‘The public drive change, without them things remain the same behind closed doors. By choosing where you spend your money you have a real say in how you want the world used to bring you consumer goods. But pressure needs to be brought on governments too, because regulators need to bring their requirements up to date with the latest testing methods. By removing the need for animal test data completely, companies and laboratories could and would make the switch to non-animal methods more quickly. While governments demand animal test data in order to classify something as safe, companies will continue to have to do these tests. By removing that demand and allowing more modern, human relevant data to be used, animal testing could be ended in our lifetime.’

Will animal testing become obsolete in the future?

‘Animal tests have not served us well. It is a hundred-year-old science and it was the best thing we had then, but now we have powerful tools that can give faster and more accurate data,’ says Hilary. ‘We just need the regulators and companies to have the courage to sweep aside these old ways and wholeheartedly get behind the new emerging technologies with funding, and support and transfer the mistaken trust they have in animal testing to these new test methods.

‘Animal testing has never gone through the validation processes that new technologies are required to – if we put it under this same scrutiny we would abandon it tomorrow for the blunt and ineffective tool it is.’


You can find out more about LUSH’s ongoing campaign against animal testing at lush.com

Hilary’s Reading List

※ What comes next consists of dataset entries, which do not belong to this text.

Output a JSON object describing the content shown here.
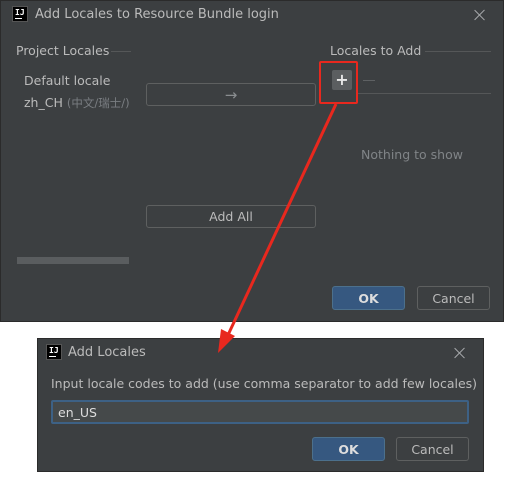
{
  "main_dialog": {
    "title": "Add Locales to Resource Bundle login",
    "project_locales": {
      "heading": "Project Locales",
      "items": [
        {
          "label": "Default locale",
          "detail": ""
        },
        {
          "label": "zh_CH",
          "detail": "(中文/瑞士/)"
        }
      ]
    },
    "move_button": {
      "icon": "arrow-right-icon",
      "glyph": "→"
    },
    "add_all_label": "Add All",
    "locales_to_add": {
      "heading": "Locales to Add",
      "plus_glyph": "+",
      "empty_text": "Nothing to show"
    },
    "ok_label": "OK",
    "cancel_label": "Cancel"
  },
  "add_locales_dialog": {
    "title": "Add Locales",
    "prompt": "Input locale codes to add (use comma separator to add few locales)",
    "input_value": "en_US",
    "ok_label": "OK",
    "cancel_label": "Cancel"
  },
  "colors": {
    "dialog_bg": "#3c3f41",
    "primary_button": "#365880",
    "annotation_red": "#e8281e"
  },
  "app_icon_text": "IJ"
}
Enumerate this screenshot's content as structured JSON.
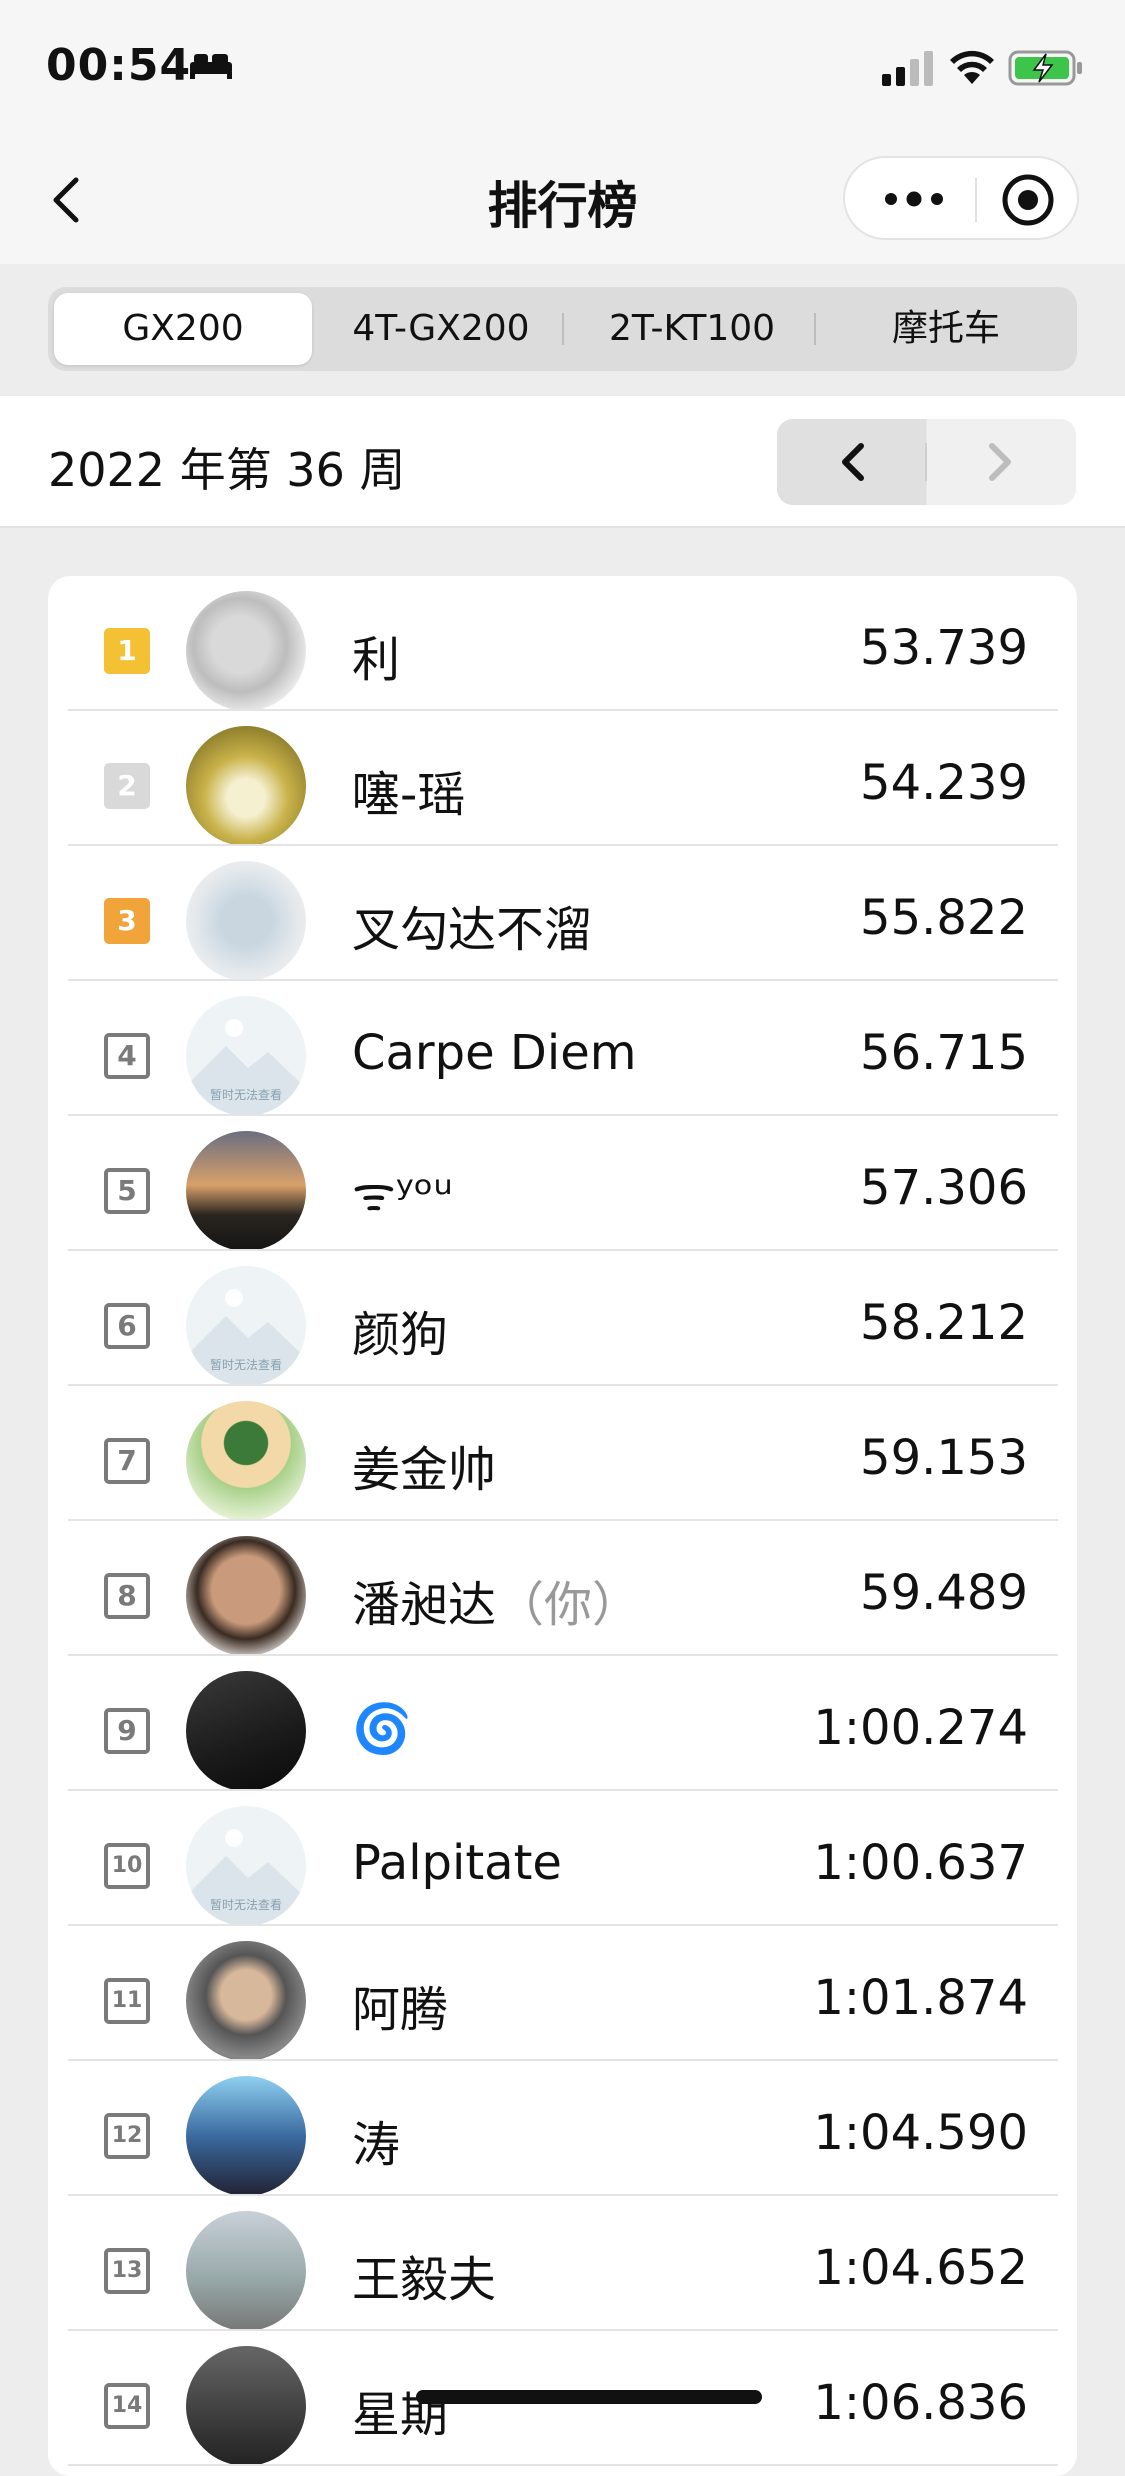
{
  "status_bar": {
    "time": "00:54",
    "icons": [
      "bed-icon",
      "signal-icon",
      "wifi-icon",
      "battery-charging-icon"
    ]
  },
  "nav": {
    "title": "排行榜",
    "back_icon": "chevron-left-icon",
    "more_icon": "more-dots-icon",
    "close_icon": "target-circle-icon"
  },
  "tabs": [
    {
      "label": "GX200",
      "active": true
    },
    {
      "label": "4T-GX200",
      "active": false
    },
    {
      "label": "2T-KT100",
      "active": false
    },
    {
      "label": "摩托车",
      "active": false
    }
  ],
  "week": {
    "label": "2022 年第 36 周",
    "prev_icon": "chevron-left-icon",
    "next_icon": "chevron-right-icon"
  },
  "leaderboard": [
    {
      "rank": "1",
      "name": "利",
      "you": "",
      "time": "53.739",
      "medal": "gold"
    },
    {
      "rank": "2",
      "name": "噻-瑶",
      "you": "",
      "time": "54.239",
      "medal": "silver"
    },
    {
      "rank": "3",
      "name": "叉勾达不溜",
      "you": "",
      "time": "55.822",
      "medal": "bronze"
    },
    {
      "rank": "4",
      "name": "Carpe Diem",
      "you": "",
      "time": "56.715",
      "medal": "plain"
    },
    {
      "rank": "5",
      "name": "ᯤʸᵒᵘ",
      "you": "",
      "time": "57.306",
      "medal": "plain"
    },
    {
      "rank": "6",
      "name": "颜狗",
      "you": "",
      "time": "58.212",
      "medal": "plain"
    },
    {
      "rank": "7",
      "name": "姜金帅",
      "you": "",
      "time": "59.153",
      "medal": "plain"
    },
    {
      "rank": "8",
      "name": "潘昶达",
      "you": "（你）",
      "time": "59.489",
      "medal": "plain"
    },
    {
      "rank": "9",
      "name": "🌀",
      "you": "",
      "time": "1:00.274",
      "medal": "plain"
    },
    {
      "rank": "10",
      "name": "Palpitate",
      "you": "",
      "time": "1:00.637",
      "medal": "plain"
    },
    {
      "rank": "11",
      "name": "阿腾",
      "you": "",
      "time": "1:01.874",
      "medal": "plain"
    },
    {
      "rank": "12",
      "name": "涛",
      "you": "",
      "time": "1:04.590",
      "medal": "plain"
    },
    {
      "rank": "13",
      "name": "王毅夫",
      "you": "",
      "time": "1:04.652",
      "medal": "plain"
    },
    {
      "rank": "14",
      "name": "星期",
      "you": "",
      "time": "1:06.836",
      "medal": "plain"
    }
  ],
  "placeholder_avatar_text": "暂时无法查看",
  "colors": {
    "gold": "#f3c133",
    "silver": "#d9d9d9",
    "bronze": "#f1a43a"
  }
}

  • ‘The Flaws and Human Harms of Animal Experimentation’ by Aysha Akhtar, ncbi.nlm.nih.gov
  • ‘Recent efforts to elucidate the scientific validity of animal-based drug tests by the pharmaceutical industry, pro-testing lobby groups, and animal welfare organisations’ by Jarrod Bailey and Michael Balls, bmcmedethics.biomedcentral.com
  • ‘Arguments Against Animal Testing’ by Cruelty Free International, crueltyfreeinternational.org
  • ‘Animal Testing Isn’t Just Ineffective. It’s Holding Us Back’ by Jessica Scott-Reid, sentientmedia.org
  • ‘Where do Britons stand on animal testing?’ by Connor Ibbetson, yougov.co.uk
  • ‘Review of Evidence of Environmental Impacts of Animal Research and Testing’ by Katherine Groff, Eric Bachli, Molly Lansdowne and Theodora Capaldo, mdpi.com

Images courtesy of LUSH